Drones have struck an Iraqi air base that hosts US military forces and aircraft in Iraq's Kurdistan region in the latest attack against US troops amid Washington's unwavering support for Israel's onslaught on the Gaza Strip.
The Islamic Resistance in Iraq, an umbrella group of anti-terror fighters, in a Thursday statement published on its Telegram channel claimed responsibility for the attack on the al-Harir Air Base, situated 45 kilometers (27.9 miles) north of the Erbil International Airport in northern Iraq.
It noted that two drones were launched at the base and “directly hit their targets.” The group added the operation came in retaliation for US support of Israel’s bloody military campaign in the Gaza Strip, where more than 10,800 Palestinians, mostly women and children, have been killed.
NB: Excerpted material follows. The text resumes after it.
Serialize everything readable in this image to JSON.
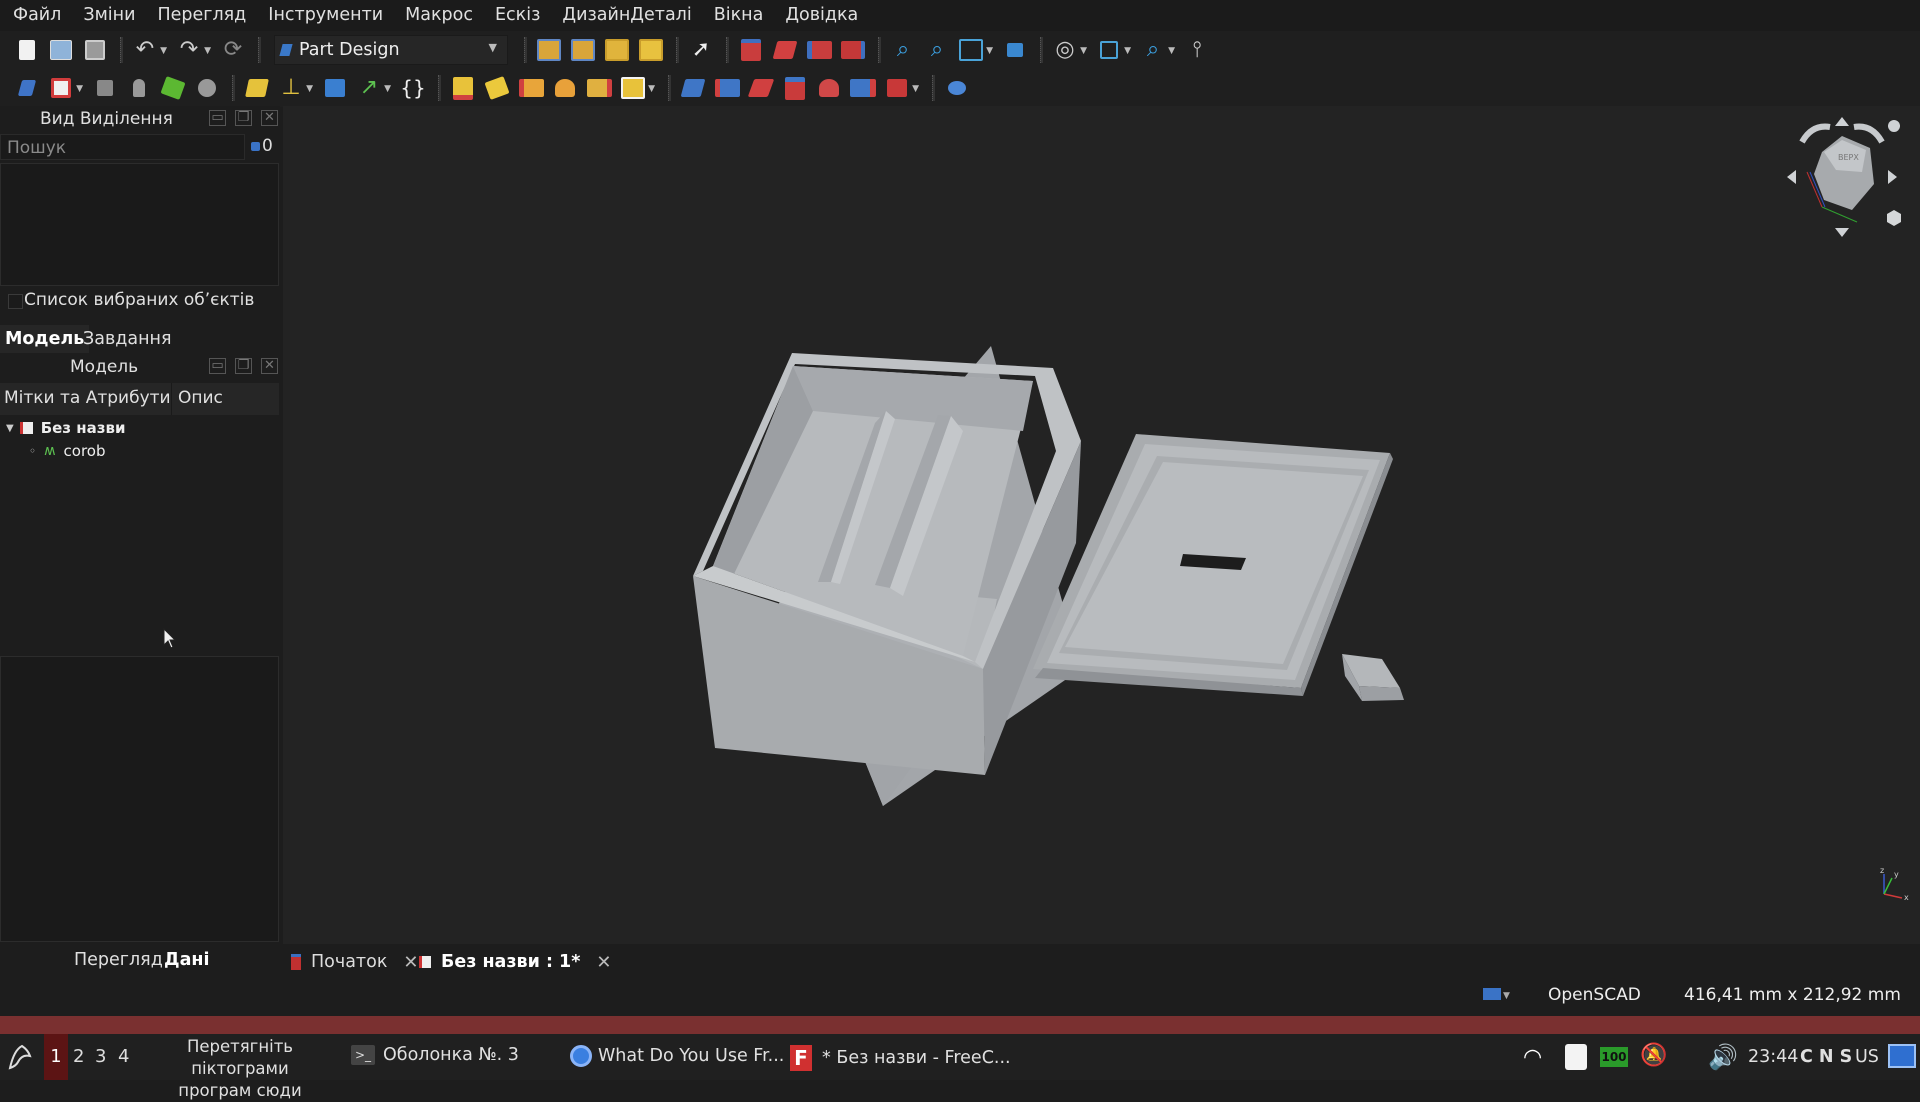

There were no immediate reports about the extent of damage at the military facility, and possible casualties.
Earlier, Abu Alaa al-Walaei, secretary general of the Kata'ib Sayyid al-Shuhada anti-terror resistance group, emphasized that retaliatory assaults by Iraqi resistance fighters on American occupation forces will continue unabated.
He underlined that the strikes on US military positions in Iraq will stop only when the Israeli strikes on Gaza end, and humanitarian aid convoys reach locals in the besieged Palestinian coastal enclave without any restrictions.
Pentagon deputy press secretary Sabrina Singh said on Thursday that the US forces have been attacked 46 times since October 17.
That includes 24 attacks in Iraq and 22 in Syria, she added.
A total of 56 troops have been injured in the attacks, the Pentagon says, claiming that all injuries were minor and every service member has since returned to duty.
The attacks come amid Washington's all-out support for Israel in its war on Gaza.
The US House of Representatives on November 2 passed a standalone $14.3-billion military assistance package for Israel. The legislation, however, is yet to clear the Senate.
Washington, which has backed Tel Aviv's ferocious attacks on Gaza as a means of "self-defense," has also been casting its veto against the United Nations Security Council resolutions that called on the occupying regime to cease its aggression.